Report on Small Nuclear Reactors SMRs

Author: Antoine Bonduelle, E&E Consultant

Small Modular Reactors (SMRs) have been a focus of much media attention. The buzz for SMRs has little relation to their reality or potential.

They symbolize the hope of a revival of the nuclear industry. They are reviving concepts that were abandoned for good reasons sixty years ago.

(1) The vast majority of the proposed projects are currently in an early phase of development, with the exception of four prototypes in China and Russia. The report proposes a typology of reactor projects, first of all water reactors, close to the equipment used in submarines, but also gas, liquid metal or molten salt systems, all of which need to be developed.

(2) SMRs are meant to address the high costs and delays of large nuclear reactors. In reality, their initial cost of development and construction is quite high. Lowering these costs by scale effects is illusory. Building a small nuclear reactor remains a site-related project, not a mass-produced industrial equipment. To develop SMR prototypes, the financing envisaged in France and worldwide is in billions of Euros. But these amounts would represent only a fraction of the investment needed to make them competitive in the long run.

(3) In both the United States and France, proponents of small SMR reactors aim to limit regulatory requirements against internal (safety) or external (security) threats. This relief for reactor design or operation is not justified. In particular, the threat of foul play or even terrorism is far from overcome.

(4) SMRs would bring an increased risk of nuclear proliferation. The diffusion of technologies and materials for the manufacture of atomic bombs is multiplied with the dispersion of sites. The fragile international regime protecting the world from this risk would be threatened by their multiplication, and even more so if we involve small start- up companies. Commercial models of nuclear reactor sales with offshoring of fuel and wast management are problematic. Finally, the breeder generation proposed for some projects, represents specific risks.

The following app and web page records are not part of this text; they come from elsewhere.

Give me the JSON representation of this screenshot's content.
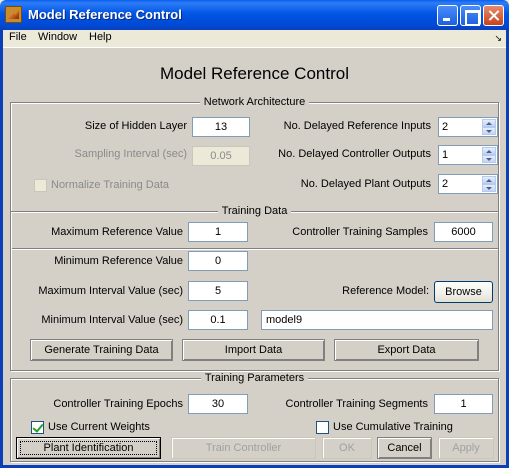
{
  "window": {
    "title": "Model Reference Control"
  },
  "menu": {
    "file": "File",
    "window": "Window",
    "help": "Help",
    "dock_icon": "dock-arrow-icon"
  },
  "heading": "Model Reference Control",
  "network_architecture": {
    "title": "Network Architecture",
    "hidden_layer_label": "Size of Hidden Layer",
    "hidden_layer_value": "13",
    "sampling_label": "Sampling Interval (sec)",
    "sampling_value": "0.05",
    "normalize_label": "Normalize Training Data",
    "normalize_checked": false,
    "ref_inputs_label": "No. Delayed Reference Inputs",
    "ref_inputs_value": "2",
    "ctrl_outputs_label": "No. Delayed Controller Outputs",
    "ctrl_outputs_value": "1",
    "plant_outputs_label": "No. Delayed Plant Outputs",
    "plant_outputs_value": "2"
  },
  "training_data": {
    "title": "Training Data",
    "max_ref_label": "Maximum Reference Value",
    "max_ref_value": "1",
    "min_ref_label": "Minimum Reference Value",
    "min_ref_value": "0",
    "max_int_label": "Maximum Interval Value (sec)",
    "max_int_value": "5",
    "min_int_label": "Minimum Interval Value (sec)",
    "min_int_value": "0.1",
    "samples_label": "Controller Training Samples",
    "samples_value": "6000",
    "ref_model_label": "Reference Model:",
    "browse_label": "Browse",
    "model_value": "model9",
    "generate_label": "Generate Training Data",
    "import_label": "Import Data",
    "export_label": "Export Data"
  },
  "training_params": {
    "title": "Training Parameters",
    "epochs_label": "Controller Training Epochs",
    "epochs_value": "30",
    "segments_label": "Controller Training Segments",
    "segments_value": "1",
    "use_current_label": "Use Current Weights",
    "use_current_checked": true,
    "cumulative_label": "Use Cumulative Training",
    "cumulative_checked": false
  },
  "buttons": {
    "plant_id": "Plant Identification",
    "train": "Train Controller",
    "ok": "OK",
    "cancel": "Cancel",
    "apply": "Apply"
  }
}
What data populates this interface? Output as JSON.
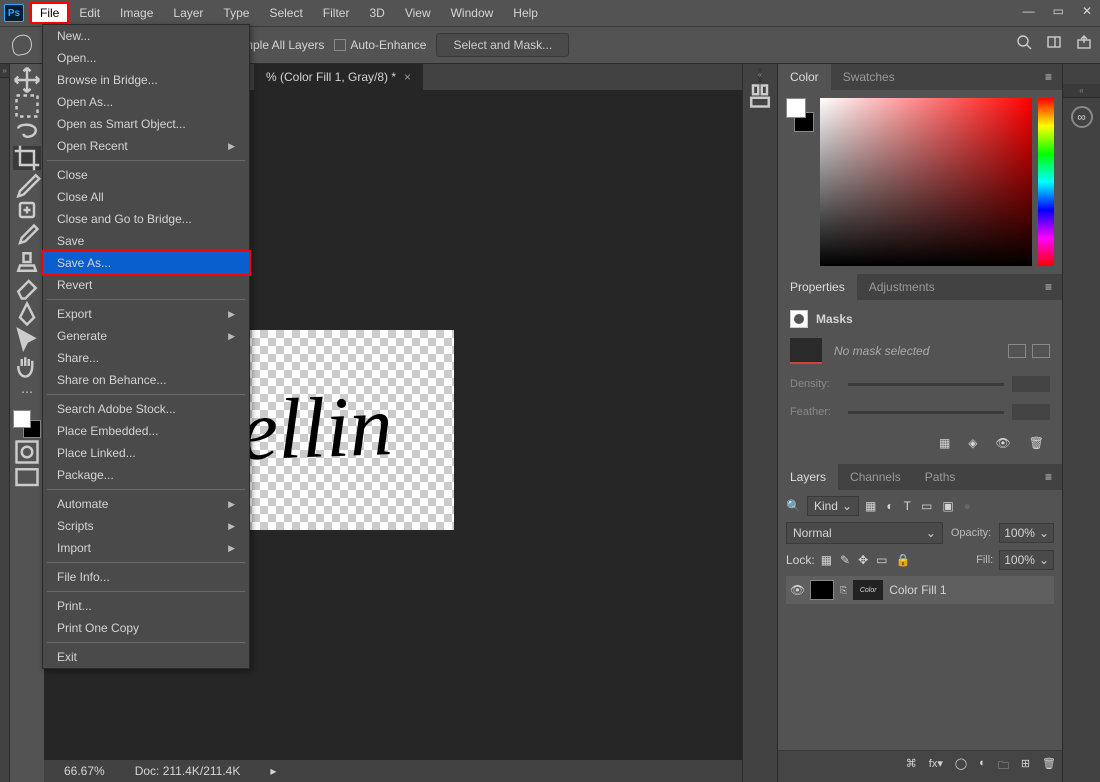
{
  "menubar": {
    "items": [
      "File",
      "Edit",
      "Image",
      "Layer",
      "Type",
      "Select",
      "Filter",
      "3D",
      "View",
      "Window",
      "Help"
    ],
    "active": "File"
  },
  "options_bar": {
    "sample_all": "mple All Layers",
    "auto_enhance": "Auto-Enhance",
    "select_mask": "Select and Mask..."
  },
  "doc_tab": {
    "label": "% (Color Fill 1, Gray/8) *"
  },
  "canvas": {
    "text": "Ravellin"
  },
  "status": {
    "zoom": "66.67%",
    "doc": "Doc: 211.4K/211.4K"
  },
  "file_menu": {
    "g1": [
      "New...",
      "Open...",
      "Browse in Bridge...",
      "Open As...",
      "Open as Smart Object...",
      "Open Recent"
    ],
    "g2": [
      "Close",
      "Close All",
      "Close and Go to Bridge...",
      "Save",
      "Save As...",
      "Revert"
    ],
    "g3": [
      "Export",
      "Generate",
      "Share...",
      "Share on Behance..."
    ],
    "g4": [
      "Search Adobe Stock...",
      "Place Embedded...",
      "Place Linked...",
      "Package..."
    ],
    "g5": [
      "Automate",
      "Scripts",
      "Import"
    ],
    "g6": [
      "File Info..."
    ],
    "g7": [
      "Print...",
      "Print One Copy"
    ],
    "g8": [
      "Exit"
    ],
    "submenu": [
      "Open Recent",
      "Export",
      "Generate",
      "Automate",
      "Scripts",
      "Import"
    ],
    "disabled": [
      "Package..."
    ],
    "highlight": "Save As..."
  },
  "color_panel": {
    "tabs": [
      "Color",
      "Swatches"
    ]
  },
  "props_panel": {
    "tabs": [
      "Properties",
      "Adjustments"
    ],
    "title": "Masks",
    "msg": "No mask selected",
    "density": "Density:",
    "feather": "Feather:"
  },
  "layers_panel": {
    "tabs": [
      "Layers",
      "Channels",
      "Paths"
    ],
    "kind": "Kind",
    "blend": "Normal",
    "opacity_l": "Opacity:",
    "opacity_v": "100%",
    "lock": "Lock:",
    "fill_l": "Fill:",
    "fill_v": "100%",
    "layer_name": "Color Fill 1"
  }
}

(5) Serious accidents caused by reactor core water supply shutdown are still not excluded. The size of the nuclear boiler limits its thermal inertia in the event of an accident. But the size of these reactors is comparable, for example, to the smallest reactor in the Fukushima accident. The other SMR projects, which are not based on a water circuit, are still described only briefly. Their materials and subsystems have not been demonstrated or even invented. However, their potential vulnerability to irradiation, thermal and mechanical stresses, the risks of corrosion and erosion suggest very significant risks for transport, operation or dismantling.

(6) Small SMR reactors require more building materials and metals in the parts and sub-systems for their construction and operation than a large reactor for a given production. The very geometry of the reactors explains these greater needs. The small size of the boiler also induces a less optimal neutron flux distribution. The consumption of nuclear fuel and the amount of nuclear waste are significantly increased.

(7) The potential market for SMRs represents a small fraction of the global nuclear market. The SMR projects proposed by the United States, France or Great Britain are far too big for isolated sites or islands. They cannot replace coal-fired power in time for the necessary climate transition. The SMR systems proposed to directly supply electricity to heavy industries are not viable economically; their legal or insurance framework is inextricable. Similarly, the use of SMRs to produce hydrogen has no business case in the light of competition from cheap renewables. Finally, there are only few use cases for isolated sites, mainly related to extraction of fossil fuels (e.g. mining or hydrocarbon exploitation). The development of industrial nuclear projects by start-ups is constrained by the specific risks of nuclear power. The cycle of innovation, development and industrialization of new reactors takes decades. The duration is not a simple bureaucratic constraint that can be lifted by political will, but an intrinsic fact of the nuclear sector, linked to its specific risks.

(8) The promotion of SMRs aims at the perpetuation the nuclear industry. Small reactors are not strategic for the nuclear recovery desired by the French government. They are of little interest to the French electricity, nuclear or renewable industries. They face much more important and urgent funding and recruitment challenges. The subsidies for SMRs are in fact used to perpetuate the position and the public funding of nuclear laboratories and institutions, and in France to finance the development of nuclear naval engines for the military.

(9)The timetable for SMR reactors would put them well beyond the deadlines for decarbonizing our economies, even if all their difficulties were lifted. They are therefore offside and are not an option for decarbonization.

E&E Consultant (sarl) publishes on Tuesday, March 19, 2024 a report on technology and industry issues raised by Small Modular Reactors (SMRs). This reference document (110 p.+ abstracts) can be uploaded after 18-30 PM on Author: Antoine Bonduelle, E&E Consultant Contact : Site: